--- TASK MATERIAL ---
- - - - -
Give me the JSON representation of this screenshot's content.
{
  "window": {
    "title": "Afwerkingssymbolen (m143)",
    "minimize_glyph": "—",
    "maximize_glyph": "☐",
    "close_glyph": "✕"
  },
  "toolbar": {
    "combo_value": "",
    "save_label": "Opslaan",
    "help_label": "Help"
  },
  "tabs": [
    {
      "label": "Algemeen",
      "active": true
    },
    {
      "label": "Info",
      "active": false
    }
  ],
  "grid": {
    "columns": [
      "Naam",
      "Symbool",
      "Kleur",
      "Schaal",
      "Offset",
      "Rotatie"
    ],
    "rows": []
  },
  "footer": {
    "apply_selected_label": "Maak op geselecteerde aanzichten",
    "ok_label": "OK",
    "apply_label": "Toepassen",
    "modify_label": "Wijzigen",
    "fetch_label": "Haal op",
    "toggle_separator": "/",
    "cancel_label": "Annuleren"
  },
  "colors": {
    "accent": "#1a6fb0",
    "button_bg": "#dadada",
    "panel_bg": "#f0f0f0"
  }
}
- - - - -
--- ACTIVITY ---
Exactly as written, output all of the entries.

--- YOUR SOLUTION ---
Give me the JSON representation of this screenshot's content.
{
  "window": {
    "title": "Afwerkingssymbolen (m143)",
    "minimize_glyph": "—",
    "maximize_glyph": "☐",
    "close_glyph": "✕"
  },
  "toolbar": {
    "combo_value": "",
    "save_label": "Opslaan",
    "help_label": "Help"
  },
  "tabs": [
    {
      "label": "Algemeen",
      "active": true
    },
    {
      "label": "Info",
      "active": false
    }
  ],
  "grid": {
    "columns": [
      "Naam",
      "Symbool",
      "Kleur",
      "Schaal",
      "Offset",
      "Rotatie"
    ],
    "rows": []
  },
  "footer": {
    "apply_selected_label": "Maak op geselecteerde aanzichten",
    "ok_label": "OK",
    "apply_label": "Toepassen",
    "modify_label": "Wijzigen",
    "fetch_label": "Haal op",
    "toggle_separator": "/",
    "cancel_label": "Annuleren"
  },
  "colors": {
    "accent": "#1a6fb0",
    "button_bg": "#dadada",
    "panel_bg": "#f0f0f0"
  }
}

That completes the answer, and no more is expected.